The changes in the ad market due to the internet has caused a lot of pain for newspaper and magazine publishers. From my day selling ads for the Linux Journal
in the USA during the dotcom boom, I have seen the growth of the internet and the impact Google has on the magazine industry first hand.
I always looked at Google as the wolf in sheep’s clothing as it has convinced publishers to give their content away for free and riches will be found, but the only problem is that Google is reaping the rewards and not the publishers with free content. Sounds like a con job to me.
As with all winning streaks Google’s reign at the top may be coming to an end. Just ask AOL, the first darling of the internet generation. A recent USA Today report had Google accused of fixing the search results and being fined for $500 million. It is, perhaps, the turning point, as Google's credibility is being challenged.
This may be the opening magazine publishers must seize if we are ever going to fight back and regain the attention of advertisers. A ground breaking study, “The case for advertising in interactive digital magazines,” written by Josh Gordon from Smart Media Sales, provides a business model that we can embrace going foward. He looked at eight different interactive digital magazines and his results will help magazine publishers fight back with numbers that media buyers crave.
Josh, who spoke at the recent Quebec Magazine Day, offers a new vision for the industry to consider:
“Anyone who sells media who thinks they do not compete against search for ad dollars is in the wrong business. Look at the numbers. In the US, search now accounts for about half of every ad dollars spent on digital media. Search gets far more ad dollars than they deserve because they get credit for 'Last click attribution.' Because they are the last trackable click before an online sale is made they are often seen as the sole media that helped make the sale. The question other media need to raise is what motivated a buyer to enter a company or product name into a search engine in the first place?
“But the real way we compete against search is by creating interactive editorial and ads that create more of an experiential relationship with a media user. Ads in a digital magazine are in a unique place to do this because we have so much real estate we can offer an advertiser. A page in digital magazines can show a video, offer a registration, explain a contest, offer downloads, offer a newsletter sign up etc. If the sum of all the interactive options you put into ad can create a meaningful experiential environment, advertisers will see you as different from a 'by the pound' purchase which is what search has become.”
In his study Josh defines an interactive digital magazine as follows,
- An interactive magazine is designed to compete for the attention of online readers not print readers
- Interactive magazines are designed for easy interaction between readers and the magazine, not just for one-way content delivery
- Interactive digital magazines contain ads that readers can interact with.
Some of the key finding of the study show that a digital magazine is a better reading experience than a web site, video is the top choice for rich media and ad recall is higher than TV and radio.

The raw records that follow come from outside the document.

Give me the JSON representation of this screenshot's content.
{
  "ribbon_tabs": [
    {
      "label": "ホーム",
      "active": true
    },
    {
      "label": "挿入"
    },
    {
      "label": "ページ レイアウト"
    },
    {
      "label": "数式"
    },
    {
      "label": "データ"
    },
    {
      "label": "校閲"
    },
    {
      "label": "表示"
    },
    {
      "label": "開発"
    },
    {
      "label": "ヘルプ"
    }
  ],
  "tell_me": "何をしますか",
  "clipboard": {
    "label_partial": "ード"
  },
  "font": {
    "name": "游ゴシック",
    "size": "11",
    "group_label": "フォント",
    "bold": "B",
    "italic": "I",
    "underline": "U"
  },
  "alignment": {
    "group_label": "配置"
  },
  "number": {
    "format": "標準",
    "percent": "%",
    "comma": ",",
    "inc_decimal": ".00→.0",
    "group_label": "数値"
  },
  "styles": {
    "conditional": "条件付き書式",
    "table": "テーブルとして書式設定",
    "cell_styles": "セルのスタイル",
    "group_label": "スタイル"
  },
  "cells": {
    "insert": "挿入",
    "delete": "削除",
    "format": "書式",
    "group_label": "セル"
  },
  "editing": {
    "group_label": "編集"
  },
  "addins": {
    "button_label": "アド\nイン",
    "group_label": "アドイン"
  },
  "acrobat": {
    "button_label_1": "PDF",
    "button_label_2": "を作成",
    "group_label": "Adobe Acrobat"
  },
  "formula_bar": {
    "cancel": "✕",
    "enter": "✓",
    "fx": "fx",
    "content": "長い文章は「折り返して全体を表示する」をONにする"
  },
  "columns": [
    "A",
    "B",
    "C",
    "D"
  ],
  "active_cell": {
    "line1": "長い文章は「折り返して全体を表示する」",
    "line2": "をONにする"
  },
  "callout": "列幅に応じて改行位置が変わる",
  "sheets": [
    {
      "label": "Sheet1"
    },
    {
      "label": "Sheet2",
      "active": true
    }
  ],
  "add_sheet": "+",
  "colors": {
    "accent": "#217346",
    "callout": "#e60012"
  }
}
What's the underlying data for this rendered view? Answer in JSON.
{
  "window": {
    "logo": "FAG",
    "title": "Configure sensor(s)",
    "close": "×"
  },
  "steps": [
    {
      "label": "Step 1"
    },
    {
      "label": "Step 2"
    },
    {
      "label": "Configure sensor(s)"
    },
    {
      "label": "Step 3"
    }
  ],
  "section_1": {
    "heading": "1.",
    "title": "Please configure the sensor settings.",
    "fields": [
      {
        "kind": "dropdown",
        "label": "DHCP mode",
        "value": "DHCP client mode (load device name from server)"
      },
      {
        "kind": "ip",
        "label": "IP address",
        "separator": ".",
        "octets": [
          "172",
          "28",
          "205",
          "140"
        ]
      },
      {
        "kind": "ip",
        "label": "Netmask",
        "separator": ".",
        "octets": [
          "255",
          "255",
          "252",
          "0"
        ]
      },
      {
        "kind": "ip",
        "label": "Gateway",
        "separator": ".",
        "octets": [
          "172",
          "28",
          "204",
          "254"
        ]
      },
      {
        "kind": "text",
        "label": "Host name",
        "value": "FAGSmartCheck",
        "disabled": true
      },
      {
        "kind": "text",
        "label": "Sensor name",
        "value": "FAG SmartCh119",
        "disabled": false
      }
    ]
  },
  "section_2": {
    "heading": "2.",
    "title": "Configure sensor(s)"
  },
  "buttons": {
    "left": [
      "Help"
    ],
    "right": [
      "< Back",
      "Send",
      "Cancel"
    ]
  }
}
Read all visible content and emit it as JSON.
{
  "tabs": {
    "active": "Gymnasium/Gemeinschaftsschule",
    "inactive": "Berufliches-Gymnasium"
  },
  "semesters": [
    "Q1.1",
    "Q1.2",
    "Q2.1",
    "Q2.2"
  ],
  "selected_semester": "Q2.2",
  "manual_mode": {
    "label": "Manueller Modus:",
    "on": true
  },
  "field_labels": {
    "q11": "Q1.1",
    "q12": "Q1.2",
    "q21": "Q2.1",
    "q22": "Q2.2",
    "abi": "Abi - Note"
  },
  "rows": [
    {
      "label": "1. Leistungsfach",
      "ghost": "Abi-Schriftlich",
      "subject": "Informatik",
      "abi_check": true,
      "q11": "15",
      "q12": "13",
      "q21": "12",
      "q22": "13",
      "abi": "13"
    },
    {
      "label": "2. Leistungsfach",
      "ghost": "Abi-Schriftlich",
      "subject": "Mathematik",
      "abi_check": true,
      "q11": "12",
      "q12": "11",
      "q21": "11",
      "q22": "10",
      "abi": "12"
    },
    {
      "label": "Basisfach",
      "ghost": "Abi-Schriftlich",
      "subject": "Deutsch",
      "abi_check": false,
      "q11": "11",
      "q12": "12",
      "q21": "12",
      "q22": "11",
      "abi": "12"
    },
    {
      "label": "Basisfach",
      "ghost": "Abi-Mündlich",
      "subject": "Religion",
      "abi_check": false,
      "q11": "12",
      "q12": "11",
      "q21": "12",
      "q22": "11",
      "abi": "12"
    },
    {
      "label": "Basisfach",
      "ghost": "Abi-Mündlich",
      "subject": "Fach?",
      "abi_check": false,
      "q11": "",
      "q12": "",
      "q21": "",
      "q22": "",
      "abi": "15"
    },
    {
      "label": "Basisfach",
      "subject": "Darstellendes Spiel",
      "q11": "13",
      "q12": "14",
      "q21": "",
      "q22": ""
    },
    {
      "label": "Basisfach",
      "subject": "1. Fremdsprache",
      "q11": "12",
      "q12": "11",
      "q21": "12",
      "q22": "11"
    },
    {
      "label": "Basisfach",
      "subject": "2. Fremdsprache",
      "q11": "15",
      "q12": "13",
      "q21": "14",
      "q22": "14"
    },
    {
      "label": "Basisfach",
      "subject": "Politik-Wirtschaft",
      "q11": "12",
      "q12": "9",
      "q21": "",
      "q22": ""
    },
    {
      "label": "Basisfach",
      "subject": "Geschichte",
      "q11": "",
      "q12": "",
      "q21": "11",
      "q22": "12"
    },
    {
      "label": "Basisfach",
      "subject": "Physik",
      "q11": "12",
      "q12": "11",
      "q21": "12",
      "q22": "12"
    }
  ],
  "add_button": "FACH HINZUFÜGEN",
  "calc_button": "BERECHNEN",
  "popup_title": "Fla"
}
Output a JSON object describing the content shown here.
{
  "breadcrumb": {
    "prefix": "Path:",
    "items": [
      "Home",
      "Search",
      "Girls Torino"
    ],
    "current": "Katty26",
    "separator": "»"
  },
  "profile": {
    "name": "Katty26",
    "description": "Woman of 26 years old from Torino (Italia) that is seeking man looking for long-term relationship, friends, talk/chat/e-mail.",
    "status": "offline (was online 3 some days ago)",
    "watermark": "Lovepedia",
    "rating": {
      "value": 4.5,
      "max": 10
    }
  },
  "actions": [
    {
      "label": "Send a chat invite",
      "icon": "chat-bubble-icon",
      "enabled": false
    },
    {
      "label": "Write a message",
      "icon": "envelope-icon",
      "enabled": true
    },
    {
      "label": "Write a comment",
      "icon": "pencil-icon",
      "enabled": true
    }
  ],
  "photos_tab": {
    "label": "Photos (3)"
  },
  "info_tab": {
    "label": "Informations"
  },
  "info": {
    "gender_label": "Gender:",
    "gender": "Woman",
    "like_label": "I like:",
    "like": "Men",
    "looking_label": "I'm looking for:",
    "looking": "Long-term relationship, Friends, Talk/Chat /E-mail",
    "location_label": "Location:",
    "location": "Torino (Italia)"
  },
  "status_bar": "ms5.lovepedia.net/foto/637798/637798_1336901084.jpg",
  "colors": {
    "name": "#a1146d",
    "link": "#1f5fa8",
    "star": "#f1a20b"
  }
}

Here is a chart for magazine publisher ad sales reps that I used in my online ad sales seminar at a magazine conference in 2010 that can be used to sell against Google to help make publishers' brands more relevant and remind advertisers that we will not go away. My favorite line is if you want to target teachers for example in Ontario, how is a paid search campaign going to deliver you the eyeballs.
We should also look at creating an industry task force to compete against Google. Microsoft and Yahoo. The industry needs some leadership in this area, but Canadian publishers are typically fast followers of trends instead of innovators. Anybody want to join the task force?